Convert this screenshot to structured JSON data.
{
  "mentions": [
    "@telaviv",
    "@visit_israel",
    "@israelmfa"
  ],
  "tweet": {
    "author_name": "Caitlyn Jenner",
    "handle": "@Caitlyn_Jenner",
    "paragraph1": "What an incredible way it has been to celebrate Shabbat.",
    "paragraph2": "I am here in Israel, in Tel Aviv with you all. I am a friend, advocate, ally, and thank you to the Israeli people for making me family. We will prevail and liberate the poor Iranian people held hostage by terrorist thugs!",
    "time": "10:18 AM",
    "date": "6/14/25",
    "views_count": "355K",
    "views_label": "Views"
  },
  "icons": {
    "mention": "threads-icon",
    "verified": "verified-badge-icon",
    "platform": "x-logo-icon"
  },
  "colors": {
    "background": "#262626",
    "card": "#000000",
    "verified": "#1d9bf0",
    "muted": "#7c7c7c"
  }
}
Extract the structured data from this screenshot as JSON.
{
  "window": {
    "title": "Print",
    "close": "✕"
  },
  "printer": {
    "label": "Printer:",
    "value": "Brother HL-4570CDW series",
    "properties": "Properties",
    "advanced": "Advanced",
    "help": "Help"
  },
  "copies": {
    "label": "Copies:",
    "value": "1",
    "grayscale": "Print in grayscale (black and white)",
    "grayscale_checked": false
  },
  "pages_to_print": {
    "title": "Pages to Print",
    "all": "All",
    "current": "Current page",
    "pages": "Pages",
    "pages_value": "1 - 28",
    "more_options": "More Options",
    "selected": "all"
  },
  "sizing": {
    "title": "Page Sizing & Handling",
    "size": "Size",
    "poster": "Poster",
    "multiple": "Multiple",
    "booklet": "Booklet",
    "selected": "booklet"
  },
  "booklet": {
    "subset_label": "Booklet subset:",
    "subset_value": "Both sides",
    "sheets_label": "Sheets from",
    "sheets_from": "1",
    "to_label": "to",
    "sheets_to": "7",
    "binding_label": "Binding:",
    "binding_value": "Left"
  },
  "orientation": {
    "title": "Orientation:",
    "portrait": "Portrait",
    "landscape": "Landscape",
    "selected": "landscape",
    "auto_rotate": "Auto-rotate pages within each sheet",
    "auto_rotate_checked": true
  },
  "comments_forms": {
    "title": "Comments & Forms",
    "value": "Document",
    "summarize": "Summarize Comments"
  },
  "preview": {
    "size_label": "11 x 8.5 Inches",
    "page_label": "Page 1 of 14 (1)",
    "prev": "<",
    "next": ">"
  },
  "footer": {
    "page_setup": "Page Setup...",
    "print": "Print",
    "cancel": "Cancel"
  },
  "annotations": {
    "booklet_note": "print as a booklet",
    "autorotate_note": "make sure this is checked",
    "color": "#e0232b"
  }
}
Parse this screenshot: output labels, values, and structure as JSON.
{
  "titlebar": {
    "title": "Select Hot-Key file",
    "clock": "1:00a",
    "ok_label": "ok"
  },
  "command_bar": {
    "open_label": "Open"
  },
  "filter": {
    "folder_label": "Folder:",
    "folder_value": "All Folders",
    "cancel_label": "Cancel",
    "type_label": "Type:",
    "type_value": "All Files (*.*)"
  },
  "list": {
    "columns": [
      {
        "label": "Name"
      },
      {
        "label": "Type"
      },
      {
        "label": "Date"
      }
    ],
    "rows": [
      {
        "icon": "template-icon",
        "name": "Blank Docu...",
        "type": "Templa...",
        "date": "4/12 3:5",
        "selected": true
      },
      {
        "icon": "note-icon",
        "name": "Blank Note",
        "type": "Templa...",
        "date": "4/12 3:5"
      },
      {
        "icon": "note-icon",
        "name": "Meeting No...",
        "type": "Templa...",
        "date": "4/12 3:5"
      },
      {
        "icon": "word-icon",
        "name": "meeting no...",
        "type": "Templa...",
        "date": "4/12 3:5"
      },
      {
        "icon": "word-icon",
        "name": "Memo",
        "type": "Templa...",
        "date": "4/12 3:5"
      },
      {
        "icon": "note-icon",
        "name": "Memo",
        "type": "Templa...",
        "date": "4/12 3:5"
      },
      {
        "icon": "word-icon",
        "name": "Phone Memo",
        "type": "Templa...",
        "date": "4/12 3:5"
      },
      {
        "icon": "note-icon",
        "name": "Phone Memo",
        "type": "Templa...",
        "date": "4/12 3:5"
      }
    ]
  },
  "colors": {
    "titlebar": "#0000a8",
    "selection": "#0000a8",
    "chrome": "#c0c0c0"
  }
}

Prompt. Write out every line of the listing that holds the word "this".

Final answer.
Convert this screenshot to structured JSON data.
Extract the structured data from this screenshot as JSON.
    "autorotate_note": "make sure this is checked",
Parse this screenshot: output labels, values, and structure as JSON.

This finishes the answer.